Are the managers of McDonald’s actually guilty, or is everyone being too harsh and oversensitive? Even though it is normal for a company to hold its own rights and benefits before everything, if it is as influential and global as McDonald’s, it also has some moral and ethical responsibilities and should consider the social consequences of its actions as well as making profits and opening new stores. One of the most important causes of childhood obesity is lack of exercise, so it might not be totally fair to blame McDonald’s and other fast food chains for obese children.
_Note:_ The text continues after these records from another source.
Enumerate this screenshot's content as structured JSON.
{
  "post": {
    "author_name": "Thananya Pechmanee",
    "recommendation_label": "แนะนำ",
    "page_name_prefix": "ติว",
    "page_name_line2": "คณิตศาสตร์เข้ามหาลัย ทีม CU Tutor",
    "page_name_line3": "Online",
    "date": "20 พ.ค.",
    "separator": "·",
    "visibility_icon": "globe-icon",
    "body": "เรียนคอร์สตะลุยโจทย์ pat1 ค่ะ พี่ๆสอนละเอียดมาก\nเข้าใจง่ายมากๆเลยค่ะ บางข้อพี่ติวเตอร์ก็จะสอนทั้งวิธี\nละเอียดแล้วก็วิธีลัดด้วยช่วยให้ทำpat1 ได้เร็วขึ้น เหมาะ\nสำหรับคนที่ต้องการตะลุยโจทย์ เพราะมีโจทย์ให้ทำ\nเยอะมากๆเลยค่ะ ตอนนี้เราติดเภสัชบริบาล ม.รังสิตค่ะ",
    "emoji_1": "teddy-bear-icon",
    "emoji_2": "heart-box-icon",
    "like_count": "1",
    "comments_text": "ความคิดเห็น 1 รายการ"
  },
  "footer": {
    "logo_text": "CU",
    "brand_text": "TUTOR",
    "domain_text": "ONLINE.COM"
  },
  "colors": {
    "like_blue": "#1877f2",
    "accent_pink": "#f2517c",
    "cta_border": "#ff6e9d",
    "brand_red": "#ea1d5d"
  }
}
On the one hand, the McDonald’s culture heavily contributes in a bad way to developing irregular eating habits. But on the other hand, they cannot be the only ones to blame, as children and their parents are increasingly becoming computer and TV addicts, engaging in very little physical activity. When coupled with fast food consumption, health problems become inescapable. What is the solution to this moral problem then? It is obvious that a company this successful will not quit this business or abandon its strategy.
However, McDon can at least modify its advertising approach slightly and recommend doing exercises as the underlying message after having a good McDonald’s meal. They can include famous sportsmen in their advertisements and encourage children to engage in sports. They can give out toys associated with sports brands, even organize sports competitions for children with awards, sponsored by major brands like Nike or Adidas. These are just a few suggestions, and there is no doubt that professionals designing McDonald’s marketing strategy can work wonders with this idea if they want to.
This way, children can learn to associate the consumption of fast food with exercise in their minds and be convinced that they must be physically active in order to burn those calories taken at McDonald’ and be healthy. In conclusion, if McDonald’s and other fast food chains would alter their advertisement campaigns so as to include the theme of more exercise and sports, they would have been more socially responsible. This way, even though they do not sell the most healthy meals, their customers, especially children would know that they have to pay a price for eating a high calorie and high fat meal by doing more exercise.
They would also associate fast food meals with the energy and dynamism of sports, which also makes individuals happy. Therefore, this can be a very good formula for McDonald’s to keep its happy customers all over the world and appease an angry crowd of protesters who argue that McDonald’s advertisements are unethical.
Dalton, S. (2004). Our Overweight Children: What Parents, Schools, and Communities Can Do to Control the Fatness Epidemic. Berkeley, CA: University of California Press. Should there be Ethical Issues with Fast Food Companies Advertising to Children?How to Prevent Childhood Obesity. com. Retrieved March 25, 2009, from http://www. howtopreventchildhoodobesity. com/ethicalissues- fastfoodadvertisements. html Veracity, D. (2008, July 13).
America’s Fast Food Giants Perfect the Art of Selling Junk Food to Children. Organic Consumers Association. Retrieved March 25, 2009, from http://www. organicconsumers. org/articles/article_1092. cfm Yan, F. & Li, H. (2009, February 18). McDonald’s eye 500 stores in China in 3 years. Reuters. Retrieved March 25, 2009, from http://www. reuters. com/article/ousiv/idUSTRE51H13F20090218